‘Ehux’ is a micro-organism vital to marine food chains — it is also visually mesmerising.
This is an image of a scanning electron micrograph of a single Emiliania huxleyi (Ehux) cell. Ehux is a species of coccolithophore, which are single celled algae, protists and phytoplankton belonging to the division of haptophytes. They are spherical cells that range in size from five to 100 micrometres and are distinguished by their intricately patterned calcium carbonate surface plates (also known as liths). The species is named after Thomas Huxley and Cesare Emiliani, who discovered the coccolith in sea-bottom sediment in the early 1980s.
Ehux is globally distributed found drifting in marine sediment from the tropics to subarctic waters. Along with around 5000 or so different types of photosynthetic plankton, it forms the basis of many oceanic food webs.
Although usually transparent, these organisms are actually visible from space because of their calcite shells, which refract light efficiently in the water columns. They also continuously shed their coccoliths (scales), making Ehux phytoplankton blooms easy to monitor using satellites.

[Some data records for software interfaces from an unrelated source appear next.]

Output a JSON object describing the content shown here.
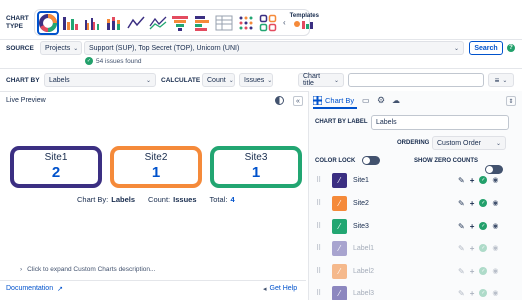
{
  "chart_type": {
    "label_line1": "CHART",
    "label_line2": "TYPE",
    "templates_label": "Templates"
  },
  "source": {
    "label": "SOURCE",
    "type_value": "Projects",
    "query_value": "Support (SUP), Top Secret (TOP), Unicorn (UNI)",
    "search_button": "Search",
    "issues_found": "54 issues found"
  },
  "controls": {
    "chart_by_label": "CHART BY",
    "chart_by_value": "Labels",
    "calculate_label": "CALCULATE",
    "calculate_value": "Count",
    "calculate_field": "Issues",
    "chart_title_button": "Chart title",
    "chart_title_placeholder": ""
  },
  "preview": {
    "title": "Live Preview",
    "cards": [
      {
        "name": "Site1",
        "value": "2",
        "color": "#3b2f82"
      },
      {
        "name": "Site2",
        "value": "1",
        "color": "#f58a3a"
      },
      {
        "name": "Site3",
        "value": "1",
        "color": "#22a672"
      }
    ],
    "footer": {
      "chart_by_prefix": "Chart By:",
      "chart_by_value": "Labels",
      "count_prefix": "Count:",
      "count_value": "Issues",
      "total_prefix": "Total:",
      "total_value": "4"
    },
    "expand_text": "Click to expand Custom Charts description...",
    "documentation_link": "Documentation",
    "get_help_link": "Get Help"
  },
  "panel": {
    "tab_label": "Chart By",
    "chart_by_label_field_label": "CHART BY LABEL",
    "chart_by_label_field_value": "Labels",
    "ordering_label": "ORDERING",
    "ordering_value": "Custom Order",
    "color_lock_label": "COLOR LOCK",
    "show_zero_counts_label": "SHOW ZERO COUNTS",
    "rows": [
      {
        "name": "Site1",
        "color": "#3b2f82",
        "dimmed": false
      },
      {
        "name": "Site2",
        "color": "#f58a3a",
        "dimmed": false
      },
      {
        "name": "Site3",
        "color": "#22a672",
        "dimmed": false
      },
      {
        "name": "Label1",
        "color": "#a8a4cf",
        "dimmed": true
      },
      {
        "name": "Label2",
        "color": "#f5b98c",
        "dimmed": true
      },
      {
        "name": "Label3",
        "color": "#8c87bf",
        "dimmed": true
      }
    ]
  },
  "icons": {
    "pencil": "✎",
    "plus": "+",
    "check": "✓",
    "eye": "◉",
    "chevron_down": "⌄",
    "external": "↗",
    "megaphone": "📢",
    "drag": "⠿"
  },
  "colors": {
    "accent": "#0052cc",
    "success": "#22a06b"
  }
}
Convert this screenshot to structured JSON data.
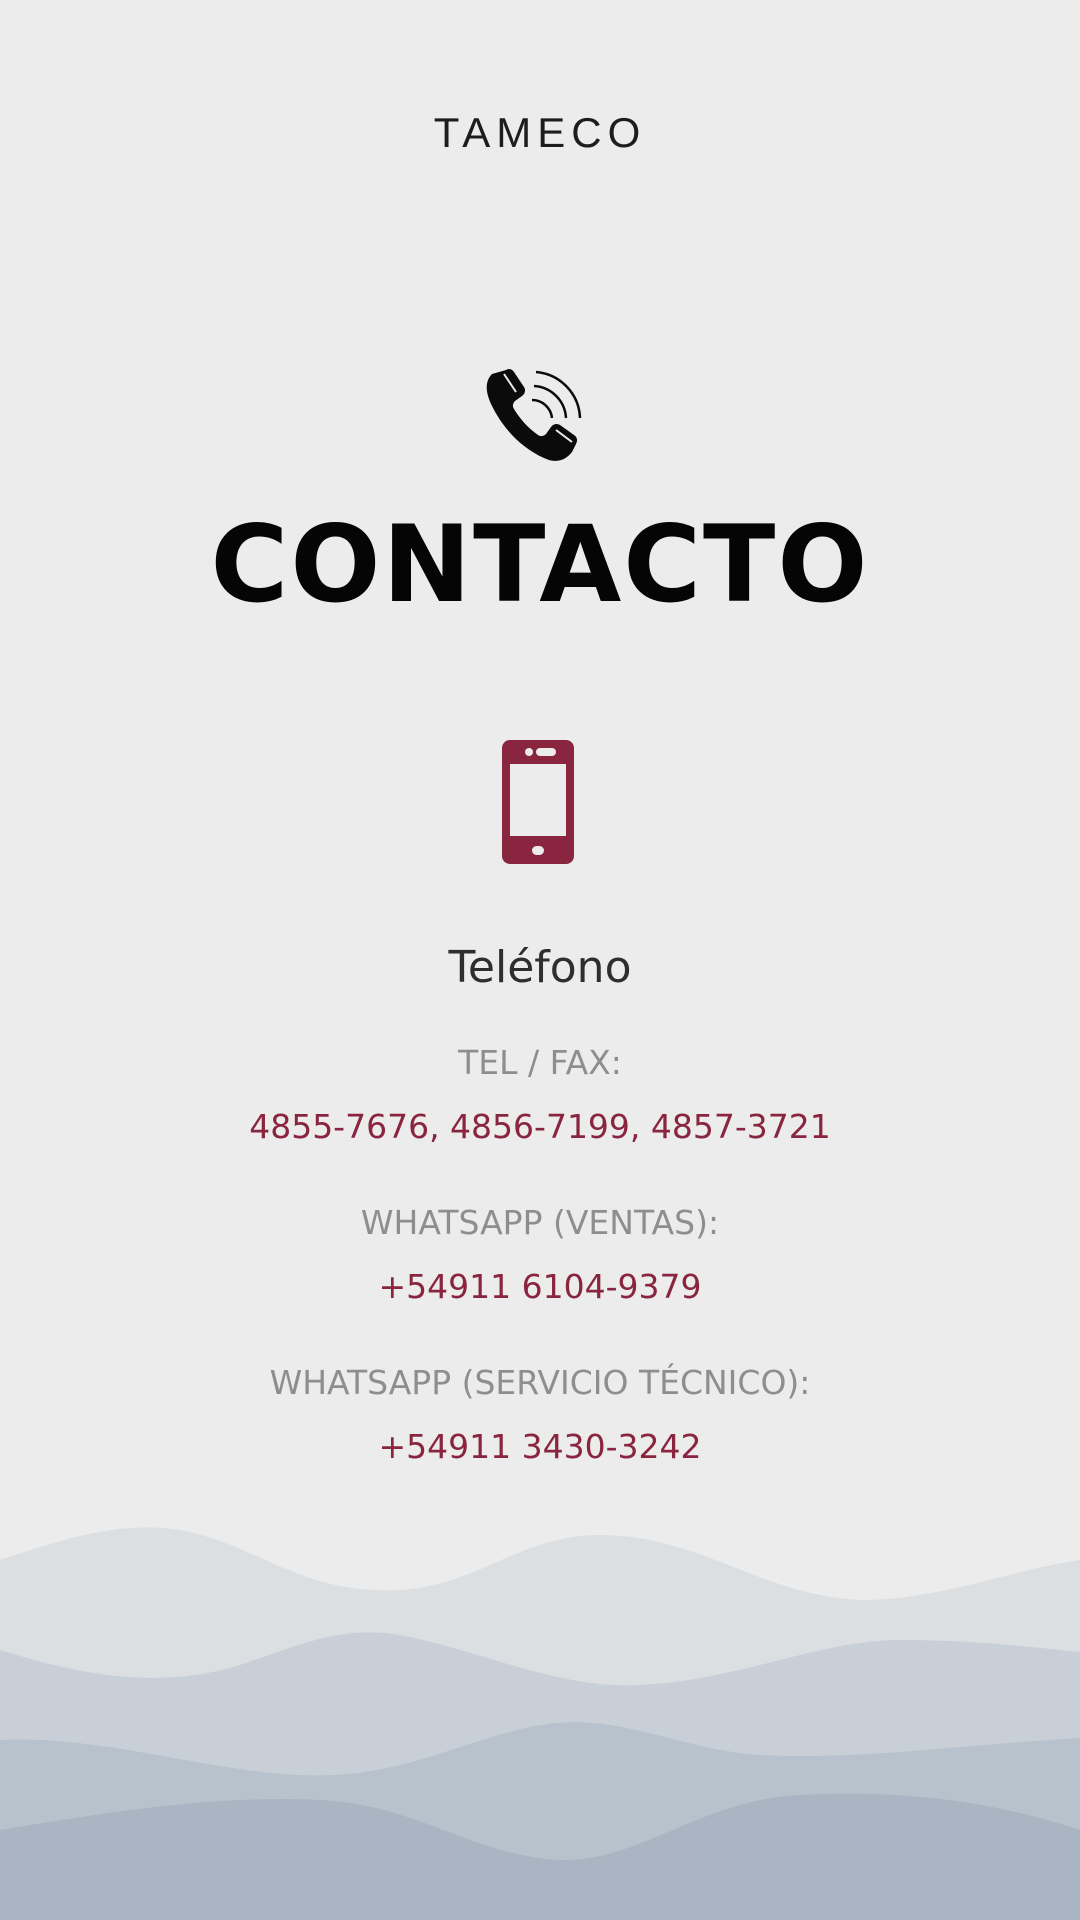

Scientists have predicted that the changing ocean chemistry caused by global warming will affect phytoplankton, but whether they will adapt or perish is not yet known. When fossil fuel derived carbon dioxide gets dissolved in the ocean it forms carbonic acid, which results in a drop in pH and more acidic water. Ocean acidification poses a potential threat to Ehux and all marine organisms that produce calcareous skeletons as it changes the bioavailability of nutrients and can also dissolve the acid-sensitive compounds in their shells.
Source: PLOS Biology